The problem is when suspiciousness becomes exaggerated and unjustified. For example, when we have a suspicion, what should normally be done is to seek objective evidence, that is, not distorted by our own judgment.

Of course, sometimes the conviction that moves our suspicion can be so strong that it does not induce us to seek these tests (and, moreover, man by nature seeks above all the tests that validate his conviction, not those that deny it); However, it is also true that, when faced with fully objective facts, we are ready to admit that we were wrong, or at least to say that things are perhaps not exactly as we thought. The person suffering from paranoia rarely manages to do this.

First of all, his belief is so strong that he needs no proof. Furthermore, her perceptions are so distorted that every insignificant detail is proof for her that confirms this belief.

Thus, a paranoid convinced that others laugh at him could find confirmation in this belief in the smiles of all the people crossed on the street.

Or, a paranoid certain that his partner cheats on him could reinforce his conviction whenever he delays returning from work, or in extreme cases even when he puts the bag down in one way rather than another. Logic is useless in these cases. 

Paranoid personality disorder

Paranoid personality disorder is a personality disorder characterized by the persistent and unjustified tendency to perceive and interpret the intentions, words and actions of others as malevolent, humiliating or threatening.

The world is experienced as hostile and always looked at, in the most varied contexts, with suspicion and suspiciousness , with the consequent “compulsory preference” for a solitary lifestyle .

Mistrust and suspiciousness lead people who suffer from this disorder to have a hyper-vigilant attitude (they look for signs of threat, falsehood and underlying meanings in the words and actions of others), to act cautiously and cautiously , to appear “cold “And devoid of feelings;

these subjects are also excessively touchy , controversial, obstinate and always ready to fight back when they believe they are criticized or mistreated.

Individuals with this personality disorder can also be morbidly jealous and suspect, for no real reason, that their spouse or partner is unfaithful. “You and Antonio exchanged too many looks during dinner, I knew you were cheating on me with him!”.

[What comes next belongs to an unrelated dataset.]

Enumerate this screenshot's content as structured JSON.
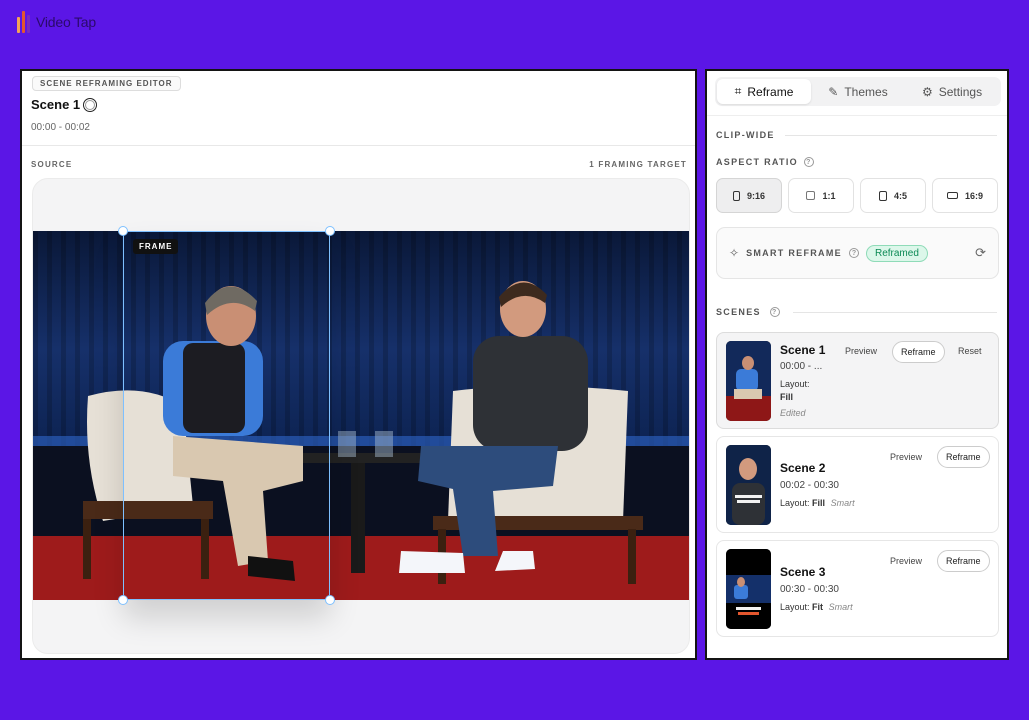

Those who suffer from this disorder are, or often are told to be, excessively touchy or jealous and above all always suspicious, about “who goes there”.

Others almost never inspire confidence . The person with paranoid disorder, in fact, thinks that there is always “underneath there is a rip-off” and expects to be damaged, exploited or humiliated in some way.

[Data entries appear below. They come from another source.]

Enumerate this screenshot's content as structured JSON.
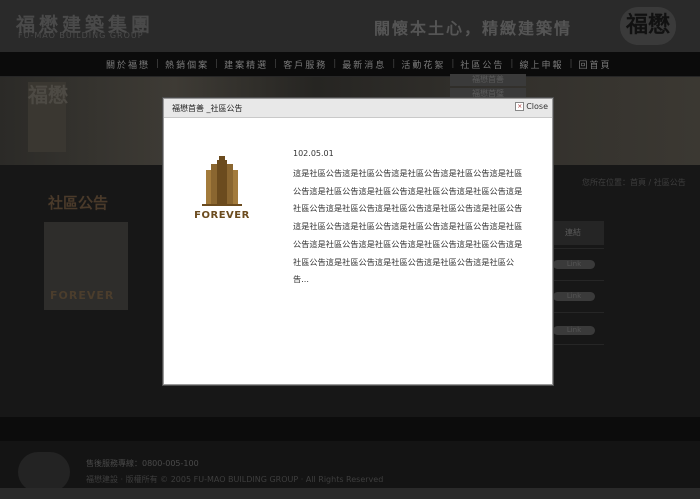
{
  "header": {
    "brand_cn": "福懋建築集團",
    "brand_en": "FU-MAO BUILDING GROUP",
    "slogan": "關懷本土心，精緻建築情",
    "seal_text": "福懋"
  },
  "nav": {
    "items": [
      "關於福懋",
      "熱銷個案",
      "建案精選",
      "客戶服務",
      "最新消息",
      "活動花絮",
      "社區公告",
      "線上申報",
      "回首頁"
    ]
  },
  "banner": {
    "calligraphy": "福懋",
    "submenu": [
      "福懋首善",
      "福懋首璧"
    ]
  },
  "sidebar": {
    "title": "社區公告",
    "logo_text": "FOREVER"
  },
  "breadcrumb": "您所在位置：首頁 / 社區公告",
  "table": {
    "header": "連結",
    "link_label": "Link"
  },
  "footer": {
    "line1": "售後服務專線：0800-005-100",
    "line2": "福懋建設 · 版權所有 © 2005 FU-MAO BUILDING GROUP · All Rights Reserved"
  },
  "modal": {
    "title": "福懋首善 _社區公告",
    "close_label": "Close",
    "date": "102.05.01",
    "body": "這是社區公告這是社區公告這是社區公告這是社區公告這是社區公告這是社區公告這是社區公告這是社區公告這是社區公告這是社區公告這是社區公告這是社區公告這是社區公告這是社區公告這是社區公告這是社區公告這是社區公告這是社區公告這是社區公告這是社區公告這是社區公告這是社區公告這是社區公告這是社區公告這是社區公告這是社區公告這是社區公告這是社區公告...",
    "logo_text": "FOREVER"
  },
  "colors": {
    "accent_gold": "#6b4b1e",
    "modal_bg": "#ffffff",
    "page_bg": "#121212"
  }
}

In general, he prefers to limit contact with others and tends to isolate himself and lead, even if with suffering, a solitary lifestyle . It can alternate between periods in which anxiety and tension prevail, with more angry and resentful periods or even states of depression and depression; what is certain is that he does not lead a peaceful life, but a state of suffering and a difficulty in “living well in the world with others” still prevails.

Can a paranoid disorder be treated?

Yes, although it is not always easy. First of all because a paranoid person rarely comes to a psychotherapist of his own free will: he would not see the reason .

But when this happens the prognosis can be more favorable, because it could mean that he already has doubts about his distorted beliefs .

More often, however, it happens that it is the family members who push her to turn to a psychologist, or that she comes for secondary problems: for example because she wants to find a way to get help in managing those people who have it in for her. In these cases, the motivation to get rid of paranoia – and in general to admit that the problem is not in others, but in one’s own perceptions – is more difficult.

In any case, however, the therapist’s main job is to autonomously bring the person to change their perceptions, that is to make first-hand experiences that contradict his suspicions , helping him to reach a healthier and more flexible perception.